[[ The data open ]]

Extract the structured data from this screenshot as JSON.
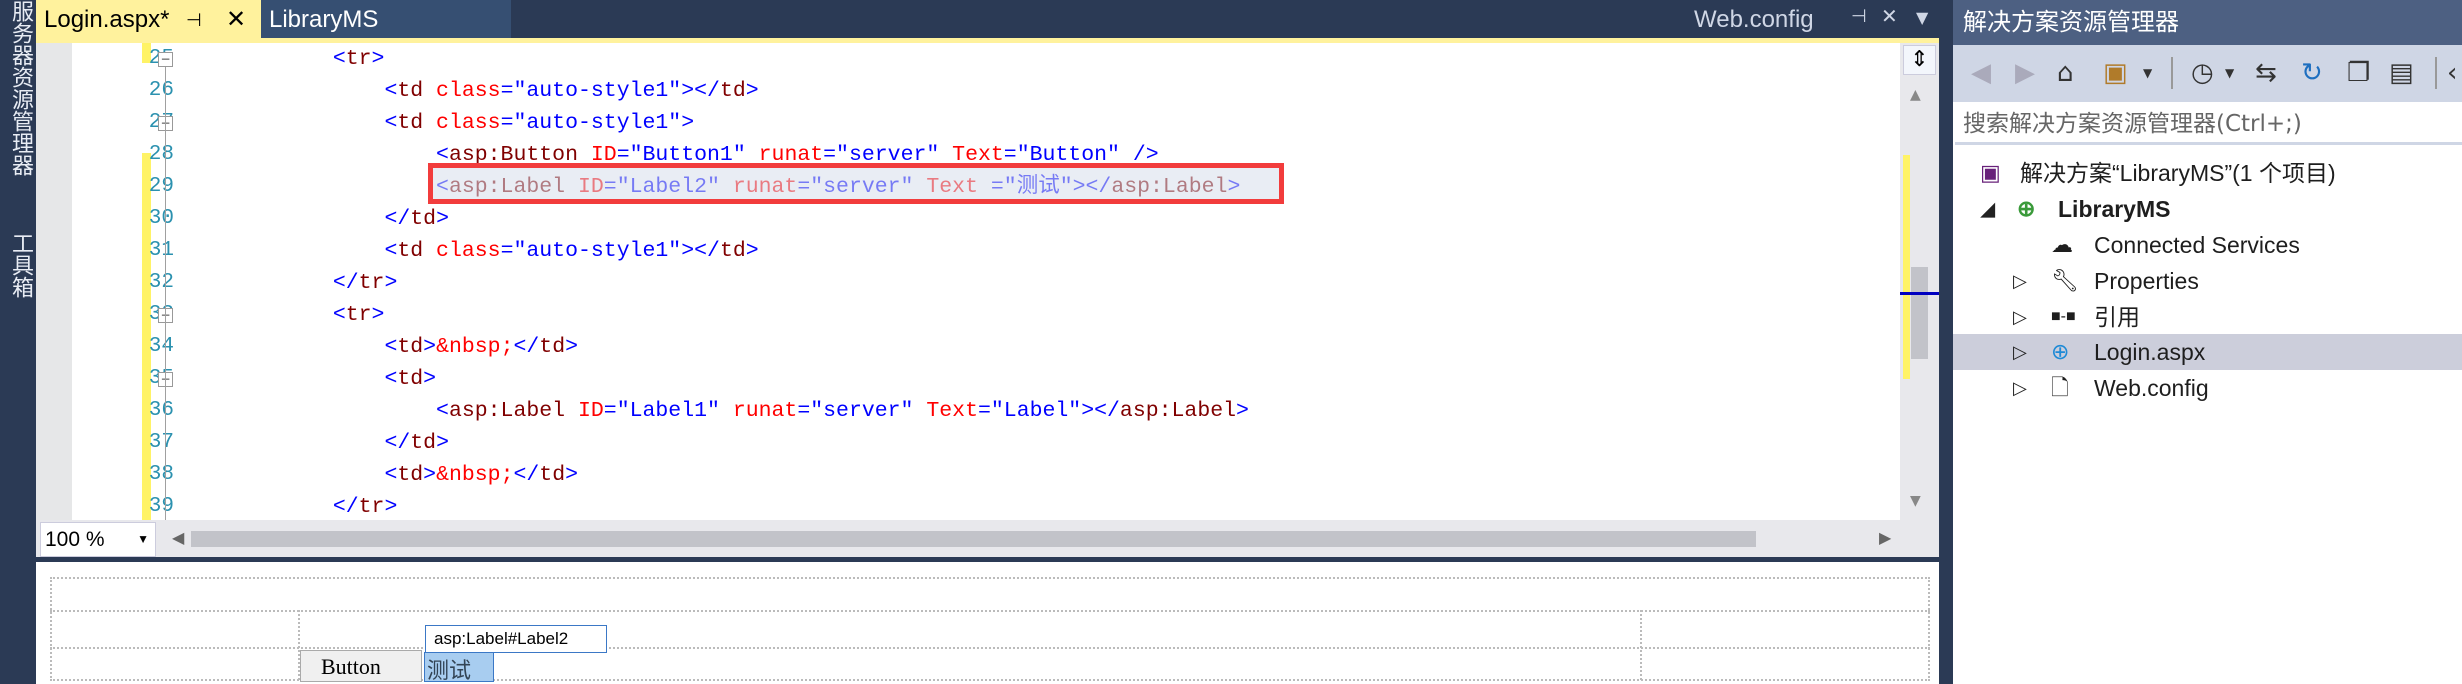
{
  "side_strip": {
    "server_explorer": "服务器资源管理器",
    "toolbox": "工具箱"
  },
  "tabs": [
    {
      "label": "Login.aspx*",
      "active": true
    },
    {
      "label": "LibraryMS"
    }
  ],
  "preview_tab": {
    "label": "Web.config"
  },
  "editor": {
    "zoom": "100 %",
    "lines": [
      {
        "num": "25",
        "tokens": [
          [
            "            ",
            "x"
          ],
          [
            "<",
            "d"
          ],
          [
            "tr",
            "n"
          ],
          [
            ">",
            "d"
          ]
        ]
      },
      {
        "num": "26",
        "tokens": [
          [
            "                ",
            "x"
          ],
          [
            "<",
            "d"
          ],
          [
            "td",
            "n"
          ],
          [
            " class",
            "a"
          ],
          [
            "=\"auto-style1\"",
            "v"
          ],
          [
            "></",
            "d"
          ],
          [
            "td",
            "n"
          ],
          [
            ">",
            "d"
          ]
        ]
      },
      {
        "num": "27",
        "tokens": [
          [
            "                ",
            "x"
          ],
          [
            "<",
            "d"
          ],
          [
            "td",
            "n"
          ],
          [
            " class",
            "a"
          ],
          [
            "=\"auto-style1\"",
            "v"
          ],
          [
            ">",
            "d"
          ]
        ]
      },
      {
        "num": "28",
        "tokens": [
          [
            "                    ",
            "x"
          ],
          [
            "<",
            "d"
          ],
          [
            "asp:Button",
            "n"
          ],
          [
            " ID",
            "a"
          ],
          [
            "=\"Button1\"",
            "v"
          ],
          [
            " runat",
            "a"
          ],
          [
            "=\"server\"",
            "v"
          ],
          [
            " Text",
            "a"
          ],
          [
            "=\"Button\"",
            "v"
          ],
          [
            " />",
            "d"
          ]
        ]
      },
      {
        "num": "29",
        "tokens": [
          [
            "                    ",
            "x"
          ],
          [
            "<",
            "d"
          ],
          [
            "asp:Label",
            "n"
          ],
          [
            " ID",
            "a"
          ],
          [
            "=\"Label2\"",
            "v"
          ],
          [
            " runat",
            "a"
          ],
          [
            "=\"server\"",
            "v"
          ],
          [
            " Text ",
            "a"
          ],
          [
            "=\"测试\"",
            "v"
          ],
          [
            "></",
            "d"
          ],
          [
            "asp:Label",
            "n"
          ],
          [
            ">",
            "d"
          ]
        ]
      },
      {
        "num": "30",
        "tokens": [
          [
            "                ",
            "x"
          ],
          [
            "</",
            "d"
          ],
          [
            "td",
            "n"
          ],
          [
            ">",
            "d"
          ]
        ]
      },
      {
        "num": "31",
        "tokens": [
          [
            "                ",
            "x"
          ],
          [
            "<",
            "d"
          ],
          [
            "td",
            "n"
          ],
          [
            " class",
            "a"
          ],
          [
            "=\"auto-style1\"",
            "v"
          ],
          [
            "></",
            "d"
          ],
          [
            "td",
            "n"
          ],
          [
            ">",
            "d"
          ]
        ]
      },
      {
        "num": "32",
        "tokens": [
          [
            "            ",
            "x"
          ],
          [
            "</",
            "d"
          ],
          [
            "tr",
            "n"
          ],
          [
            ">",
            "d"
          ]
        ]
      },
      {
        "num": "33",
        "tokens": [
          [
            "            ",
            "x"
          ],
          [
            "<",
            "d"
          ],
          [
            "tr",
            "n"
          ],
          [
            ">",
            "d"
          ]
        ]
      },
      {
        "num": "34",
        "tokens": [
          [
            "                ",
            "x"
          ],
          [
            "<",
            "d"
          ],
          [
            "td",
            "n"
          ],
          [
            ">",
            "d"
          ],
          [
            "&nbsp;",
            "a"
          ],
          [
            "</",
            "d"
          ],
          [
            "td",
            "n"
          ],
          [
            ">",
            "d"
          ]
        ]
      },
      {
        "num": "35",
        "tokens": [
          [
            "                ",
            "x"
          ],
          [
            "<",
            "d"
          ],
          [
            "td",
            "n"
          ],
          [
            ">",
            "d"
          ]
        ]
      },
      {
        "num": "36",
        "tokens": [
          [
            "                    ",
            "x"
          ],
          [
            "<",
            "d"
          ],
          [
            "asp:Label",
            "n"
          ],
          [
            " ID",
            "a"
          ],
          [
            "=\"Label1\"",
            "v"
          ],
          [
            " runat",
            "a"
          ],
          [
            "=\"server\"",
            "v"
          ],
          [
            " Text",
            "a"
          ],
          [
            "=\"Label\"",
            "v"
          ],
          [
            "></",
            "d"
          ],
          [
            "asp:Label",
            "n"
          ],
          [
            ">",
            "d"
          ]
        ]
      },
      {
        "num": "37",
        "tokens": [
          [
            "                ",
            "x"
          ],
          [
            "</",
            "d"
          ],
          [
            "td",
            "n"
          ],
          [
            ">",
            "d"
          ]
        ]
      },
      {
        "num": "38",
        "tokens": [
          [
            "                ",
            "x"
          ],
          [
            "<",
            "d"
          ],
          [
            "td",
            "n"
          ],
          [
            ">",
            "d"
          ],
          [
            "&nbsp;",
            "a"
          ],
          [
            "</",
            "d"
          ],
          [
            "td",
            "n"
          ],
          [
            ">",
            "d"
          ]
        ]
      },
      {
        "num": "39",
        "tokens": [
          [
            "            ",
            "x"
          ],
          [
            "</",
            "d"
          ],
          [
            "tr",
            "n"
          ],
          [
            ">",
            "d"
          ]
        ]
      }
    ]
  },
  "design": {
    "button_text": "Button",
    "label_text": "测试",
    "tooltip": "asp:Label#Label2"
  },
  "solution_explorer": {
    "title": "解决方案资源管理器",
    "search_placeholder": "搜索解决方案资源管理器(Ctrl+;)",
    "toolbar": [
      "back-icon",
      "forward-icon",
      "home-icon",
      "switch-views-icon",
      "history-icon",
      "sync-icon",
      "refresh-icon",
      "collapse-all-icon",
      "properties-icon"
    ],
    "tree": [
      {
        "label": "解决方案“LibraryMS”(1 个项目)",
        "icon": "solution-icon"
      },
      {
        "label": "LibraryMS",
        "icon": "web-project-icon",
        "expanded": true,
        "bold": true
      },
      {
        "label": "Connected Services",
        "icon": "cloud-plug-icon"
      },
      {
        "label": "Properties",
        "icon": "wrench-icon"
      },
      {
        "label": "引用",
        "icon": "references-icon"
      },
      {
        "label": "Login.aspx",
        "icon": "web-page-icon",
        "selected": true
      },
      {
        "label": "Web.config",
        "icon": "config-icon"
      }
    ]
  },
  "colors": {
    "accent_tab": "#fff29d",
    "chrome": "#2b3a55",
    "highlight_box": "#f23c3c",
    "selected_row": "#cccedb"
  }
}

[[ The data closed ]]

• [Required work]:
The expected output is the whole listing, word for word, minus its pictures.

• [Solution to this problem]:
Extract the structured data from this screenshot as JSON.
{
  "side_strip": {
    "server_explorer": "服务器资源管理器",
    "toolbox": "工具箱"
  },
  "tabs": [
    {
      "label": "Login.aspx*",
      "active": true
    },
    {
      "label": "LibraryMS"
    }
  ],
  "preview_tab": {
    "label": "Web.config"
  },
  "editor": {
    "zoom": "100 %",
    "lines": [
      {
        "num": "25",
        "tokens": [
          [
            "            ",
            "x"
          ],
          [
            "<",
            "d"
          ],
          [
            "tr",
            "n"
          ],
          [
            ">",
            "d"
          ]
        ]
      },
      {
        "num": "26",
        "tokens": [
          [
            "                ",
            "x"
          ],
          [
            "<",
            "d"
          ],
          [
            "td",
            "n"
          ],
          [
            " class",
            "a"
          ],
          [
            "=\"auto-style1\"",
            "v"
          ],
          [
            "></",
            "d"
          ],
          [
            "td",
            "n"
          ],
          [
            ">",
            "d"
          ]
        ]
      },
      {
        "num": "27",
        "tokens": [
          [
            "                ",
            "x"
          ],
          [
            "<",
            "d"
          ],
          [
            "td",
            "n"
          ],
          [
            " class",
            "a"
          ],
          [
            "=\"auto-style1\"",
            "v"
          ],
          [
            ">",
            "d"
          ]
        ]
      },
      {
        "num": "28",
        "tokens": [
          [
            "                    ",
            "x"
          ],
          [
            "<",
            "d"
          ],
          [
            "asp:Button",
            "n"
          ],
          [
            " ID",
            "a"
          ],
          [
            "=\"Button1\"",
            "v"
          ],
          [
            " runat",
            "a"
          ],
          [
            "=\"server\"",
            "v"
          ],
          [
            " Text",
            "a"
          ],
          [
            "=\"Button\"",
            "v"
          ],
          [
            " />",
            "d"
          ]
        ]
      },
      {
        "num": "29",
        "tokens": [
          [
            "                    ",
            "x"
          ],
          [
            "<",
            "d"
          ],
          [
            "asp:Label",
            "n"
          ],
          [
            " ID",
            "a"
          ],
          [
            "=\"Label2\"",
            "v"
          ],
          [
            " runat",
            "a"
          ],
          [
            "=\"server\"",
            "v"
          ],
          [
            " Text ",
            "a"
          ],
          [
            "=\"测试\"",
            "v"
          ],
          [
            "></",
            "d"
          ],
          [
            "asp:Label",
            "n"
          ],
          [
            ">",
            "d"
          ]
        ]
      },
      {
        "num": "30",
        "tokens": [
          [
            "                ",
            "x"
          ],
          [
            "</",
            "d"
          ],
          [
            "td",
            "n"
          ],
          [
            ">",
            "d"
          ]
        ]
      },
      {
        "num": "31",
        "tokens": [
          [
            "                ",
            "x"
          ],
          [
            "<",
            "d"
          ],
          [
            "td",
            "n"
          ],
          [
            " class",
            "a"
          ],
          [
            "=\"auto-style1\"",
            "v"
          ],
          [
            "></",
            "d"
          ],
          [
            "td",
            "n"
          ],
          [
            ">",
            "d"
          ]
        ]
      },
      {
        "num": "32",
        "tokens": [
          [
            "            ",
            "x"
          ],
          [
            "</",
            "d"
          ],
          [
            "tr",
            "n"
          ],
          [
            ">",
            "d"
          ]
        ]
      },
      {
        "num": "33",
        "tokens": [
          [
            "            ",
            "x"
          ],
          [
            "<",
            "d"
          ],
          [
            "tr",
            "n"
          ],
          [
            ">",
            "d"
          ]
        ]
      },
      {
        "num": "34",
        "tokens": [
          [
            "                ",
            "x"
          ],
          [
            "<",
            "d"
          ],
          [
            "td",
            "n"
          ],
          [
            ">",
            "d"
          ],
          [
            "&nbsp;",
            "a"
          ],
          [
            "</",
            "d"
          ],
          [
            "td",
            "n"
          ],
          [
            ">",
            "d"
          ]
        ]
      },
      {
        "num": "35",
        "tokens": [
          [
            "                ",
            "x"
          ],
          [
            "<",
            "d"
          ],
          [
            "td",
            "n"
          ],
          [
            ">",
            "d"
          ]
        ]
      },
      {
        "num": "36",
        "tokens": [
          [
            "                    ",
            "x"
          ],
          [
            "<",
            "d"
          ],
          [
            "asp:Label",
            "n"
          ],
          [
            " ID",
            "a"
          ],
          [
            "=\"Label1\"",
            "v"
          ],
          [
            " runat",
            "a"
          ],
          [
            "=\"server\"",
            "v"
          ],
          [
            " Text",
            "a"
          ],
          [
            "=\"Label\"",
            "v"
          ],
          [
            "></",
            "d"
          ],
          [
            "asp:Label",
            "n"
          ],
          [
            ">",
            "d"
          ]
        ]
      },
      {
        "num": "37",
        "tokens": [
          [
            "                ",
            "x"
          ],
          [
            "</",
            "d"
          ],
          [
            "td",
            "n"
          ],
          [
            ">",
            "d"
          ]
        ]
      },
      {
        "num": "38",
        "tokens": [
          [
            "                ",
            "x"
          ],
          [
            "<",
            "d"
          ],
          [
            "td",
            "n"
          ],
          [
            ">",
            "d"
          ],
          [
            "&nbsp;",
            "a"
          ],
          [
            "</",
            "d"
          ],
          [
            "td",
            "n"
          ],
          [
            ">",
            "d"
          ]
        ]
      },
      {
        "num": "39",
        "tokens": [
          [
            "            ",
            "x"
          ],
          [
            "</",
            "d"
          ],
          [
            "tr",
            "n"
          ],
          [
            ">",
            "d"
          ]
        ]
      }
    ]
  },
  "design": {
    "button_text": "Button",
    "label_text": "测试",
    "tooltip": "asp:Label#Label2"
  },
  "solution_explorer": {
    "title": "解决方案资源管理器",
    "search_placeholder": "搜索解决方案资源管理器(Ctrl+;)",
    "toolbar": [
      "back-icon",
      "forward-icon",
      "home-icon",
      "switch-views-icon",
      "history-icon",
      "sync-icon",
      "refresh-icon",
      "collapse-all-icon",
      "properties-icon"
    ],
    "tree": [
      {
        "label": "解决方案“LibraryMS”(1 个项目)",
        "icon": "solution-icon"
      },
      {
        "label": "LibraryMS",
        "icon": "web-project-icon",
        "expanded": true,
        "bold": true
      },
      {
        "label": "Connected Services",
        "icon": "cloud-plug-icon"
      },
      {
        "label": "Properties",
        "icon": "wrench-icon"
      },
      {
        "label": "引用",
        "icon": "references-icon"
      },
      {
        "label": "Login.aspx",
        "icon": "web-page-icon",
        "selected": true
      },
      {
        "label": "Web.config",
        "icon": "config-icon"
      }
    ]
  },
  "colors": {
    "accent_tab": "#fff29d",
    "chrome": "#2b3a55",
    "highlight_box": "#f23c3c",
    "selected_row": "#cccedb"
  }
}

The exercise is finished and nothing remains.